The traffic cop. This is an essential role in each area. Their job is to keep traffic away from the vicinity of the walkthrough. They should also direct patients away from the camera, the camera away from any patients, and keep noise levels down near the camera.
Masks. Yes, COVID is still with us for the foreseeable future. Everyone will need to wear masks. But be sure to use paper masks. Cloth masks cause more muffled speech which can be harder to understand.
As you can see, the video walkthrough is a complicated dance routine. It takes a lot of planning to pull it off flawlessly. Let’s walk through the steps.
Settle on your hardware and software. Obtain the devices listed above and make sure your teleconferencing software is installed and functional.
Plan your route. Areas typically visited are: the emergency department, starting in the ambulance bay and moving to your trauma bays; radiology / CT scan; OR charge desk, PACU desk; surgical ICU; blood bank. If your helipad is remote, you may need a camera there to show the reviewers how the patient moves from there to the emergency department.
Plan your personnel. Figure out who will be the “host” in each area. Will it be the TMD? The TPM? Someone else? This is important because you will need to determine the next area they proceed to when their location is finished. This will also help determine the order that the cameras will go live.

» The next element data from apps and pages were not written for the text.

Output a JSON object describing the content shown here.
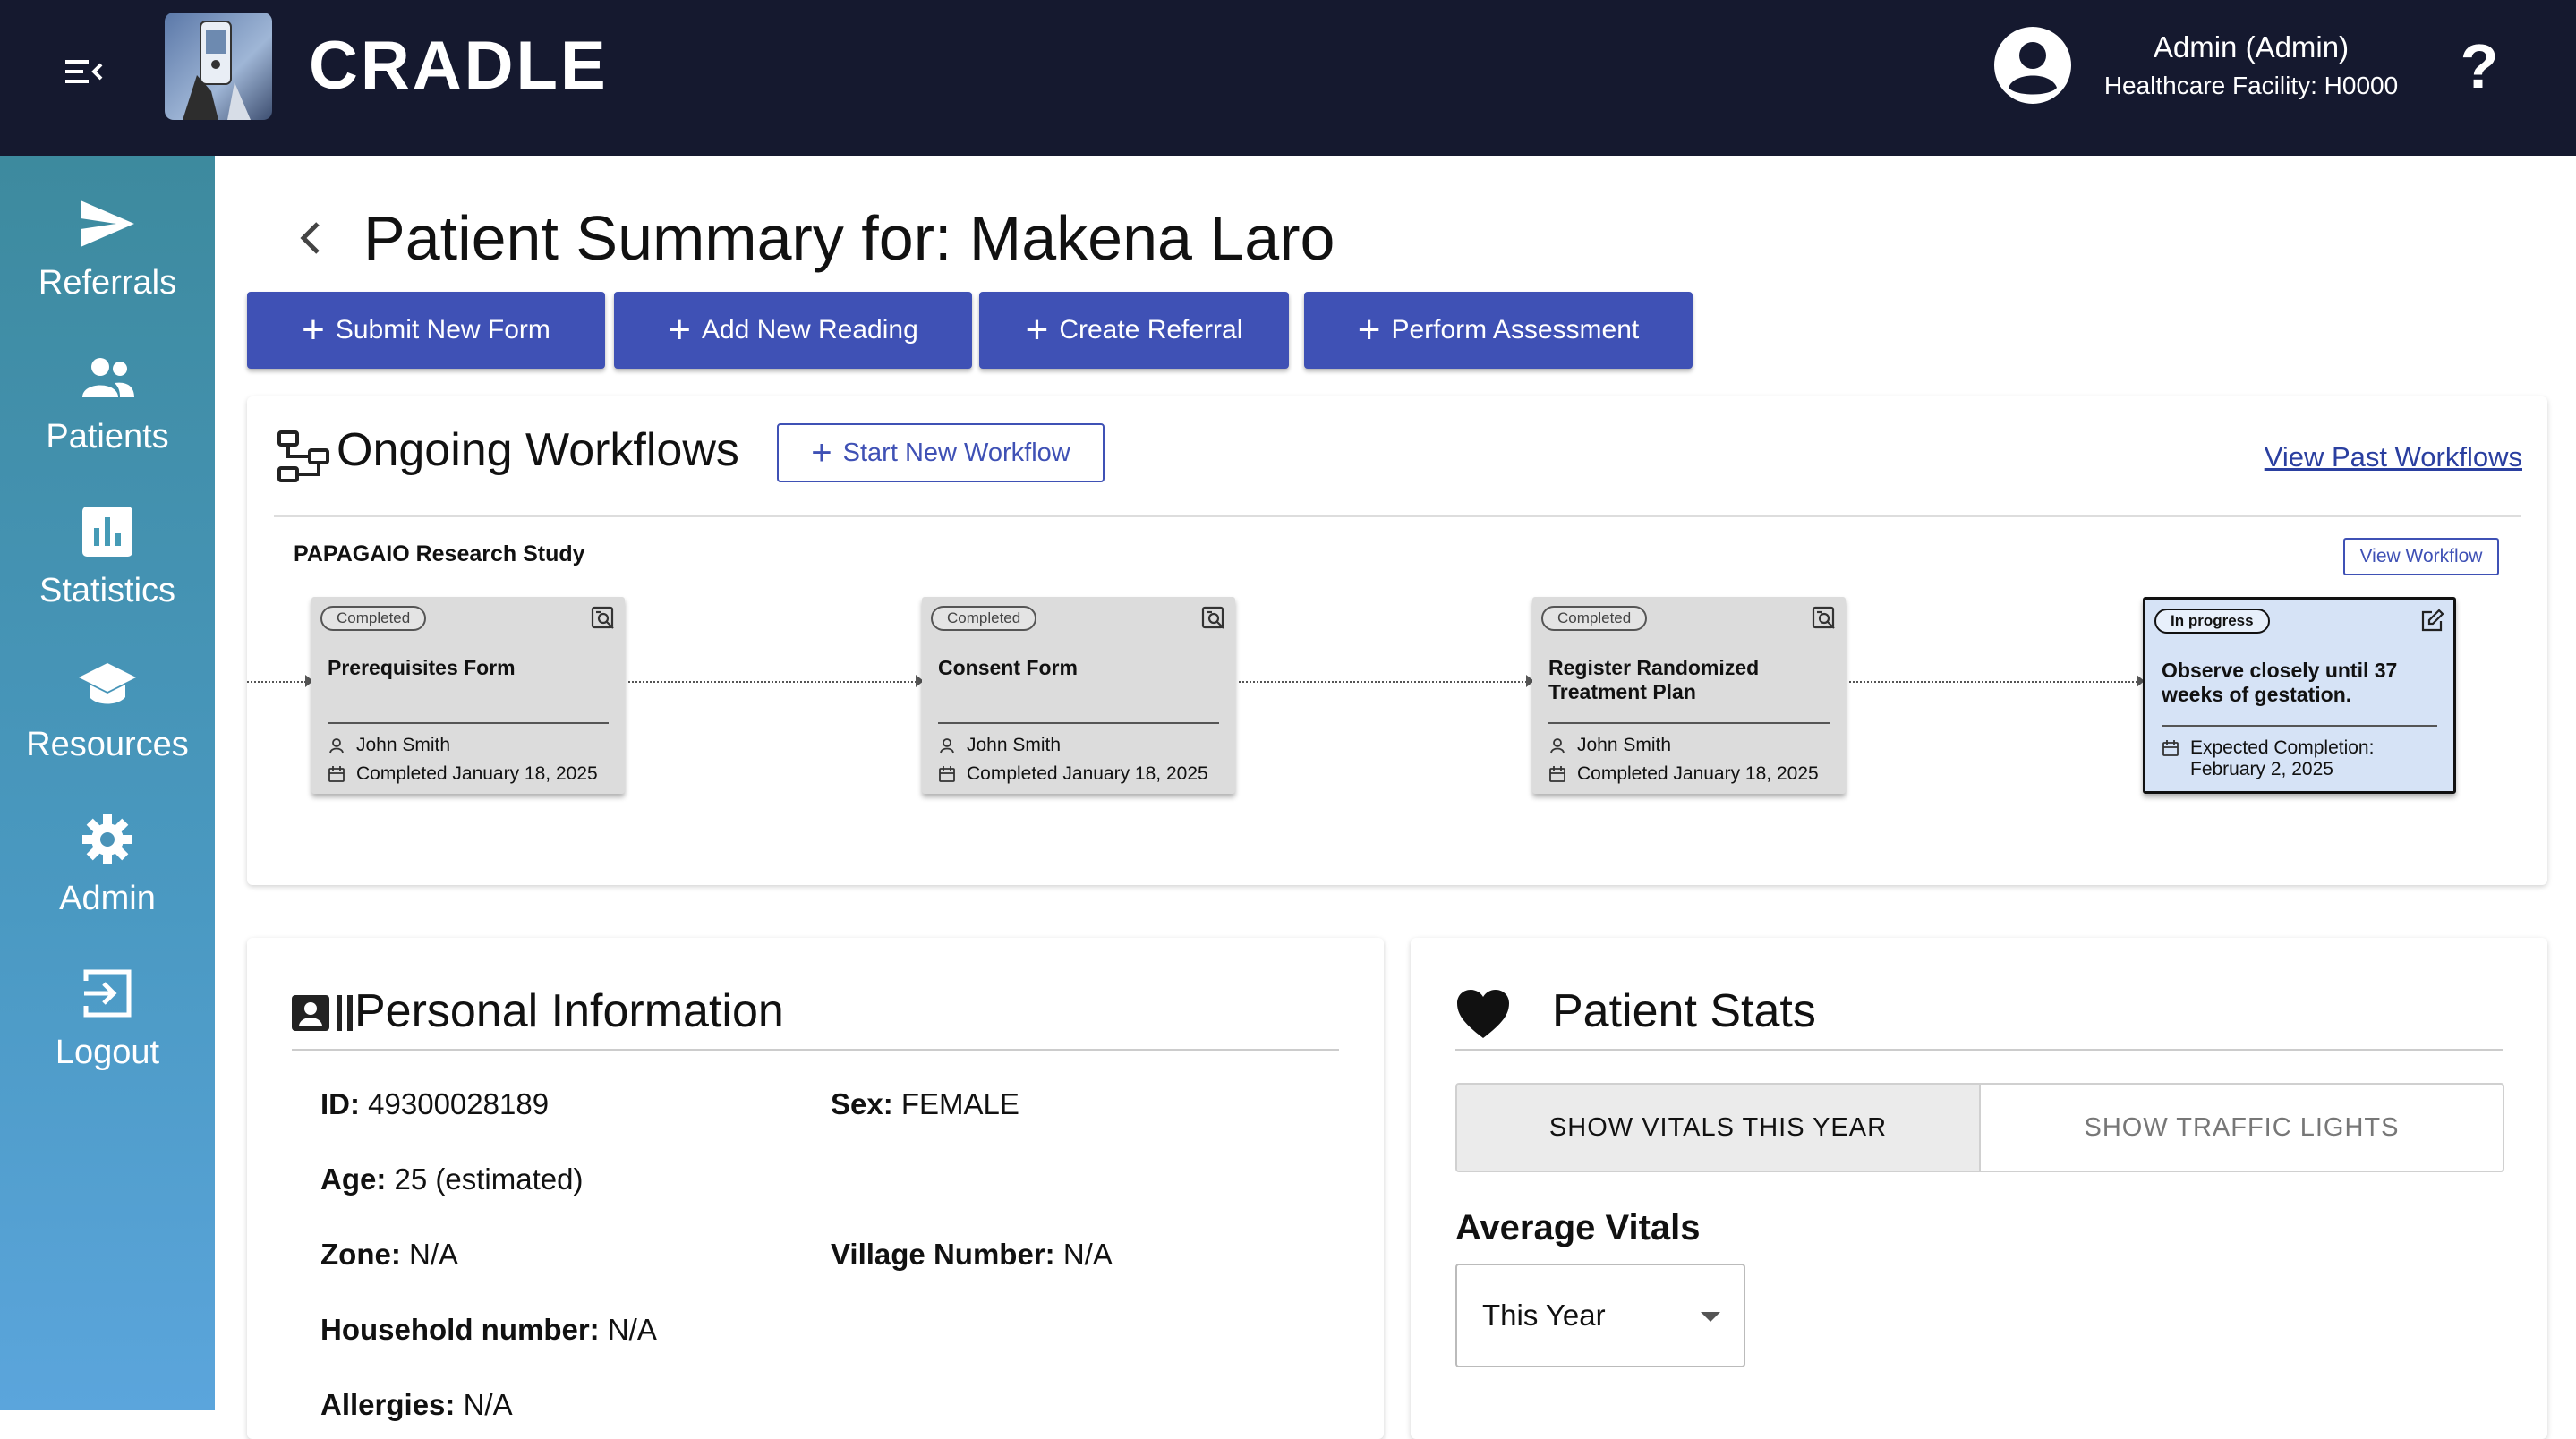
{
  "header": {
    "brand": "CRADLE",
    "user_name": "Admin (Admin)",
    "facility": "Healthcare Facility: H0000",
    "help_label": "?"
  },
  "sidebar": {
    "items": [
      {
        "label": "Referrals",
        "icon": "send-icon"
      },
      {
        "label": "Patients",
        "icon": "patients-icon"
      },
      {
        "label": "Statistics",
        "icon": "bar-chart-icon"
      },
      {
        "label": "Resources",
        "icon": "school-icon"
      },
      {
        "label": "Admin",
        "icon": "gear-icon"
      },
      {
        "label": "Logout",
        "icon": "logout-icon"
      }
    ]
  },
  "page": {
    "title": "Patient Summary for: Makena Laro"
  },
  "actions": {
    "submit_form": "Submit New Form",
    "add_reading": "Add New Reading",
    "create_referral": "Create Referral",
    "perform_assessment": "Perform Assessment"
  },
  "workflows": {
    "title": "Ongoing Workflows",
    "start_new": "Start New Workflow",
    "view_past": "View Past Workflows",
    "study_name": "PAPAGAIO Research Study",
    "view_workflow": "View Workflow",
    "steps": [
      {
        "status": "Completed",
        "name": "Prerequisites Form",
        "person": "John Smith",
        "date": "Completed January 18, 2025"
      },
      {
        "status": "Completed",
        "name": "Consent Form",
        "person": "John Smith",
        "date": "Completed January 18, 2025"
      },
      {
        "status": "Completed",
        "name": "Register Randomized Treatment Plan",
        "person": "John Smith",
        "date": "Completed January 18, 2025"
      },
      {
        "status": "In progress",
        "name": "Observe closely until 37 weeks of gestation.",
        "expected_label": "Expected Completion:",
        "expected_date": "February 2, 2025"
      }
    ]
  },
  "personal_info": {
    "title": "Personal Information",
    "id_label": "ID:",
    "id_value": "49300028189",
    "sex_label": "Sex:",
    "sex_value": "FEMALE",
    "age_label": "Age:",
    "age_value": "25 (estimated)",
    "zone_label": "Zone:",
    "zone_value": "N/A",
    "village_label": "Village Number:",
    "village_value": "N/A",
    "household_label": "Household number:",
    "household_value": "N/A",
    "allergies_label": "Allergies:",
    "allergies_value": "N/A"
  },
  "patient_stats": {
    "title": "Patient Stats",
    "tab_vitals": "SHOW VITALS THIS YEAR",
    "tab_traffic": "SHOW TRAFFIC LIGHTS",
    "avg_title": "Average Vitals",
    "period_selected": "This Year"
  },
  "colors": {
    "header_bg": "#15192f",
    "primary": "#3f51b5",
    "sidebar_top": "#3d8a9e",
    "sidebar_bottom": "#5ba5dc"
  }
}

Test, test, test! Rehearse the entire process until it goes smoothly. Set up your teleconferencing software on a desktop system at a central location. Then deploy all of your cameras and personnel to their respective areas. Turn on the audio and video for each one in sequence, just like you would during a real walkthrough. This allows you to check the audio and video quality and plan how the camera operator will need to move around in each area. The people at the desktop can judge the quality and signal strength at each location and make adjustments to achieve the best possible.
The Final Result
If you have faithfully followed the advice above, your virtual walkthrough should go very smoothly. Just remember, though, it’s much easier to work with people than with technology. Be prepared for surprises and use your flexibility and creativity to overcome them. And of course, always check with your verifying or designating agency to see if they have provided any additional instructions or guidelines for the walkthrough. Their preferences will always supersede these. Good luck!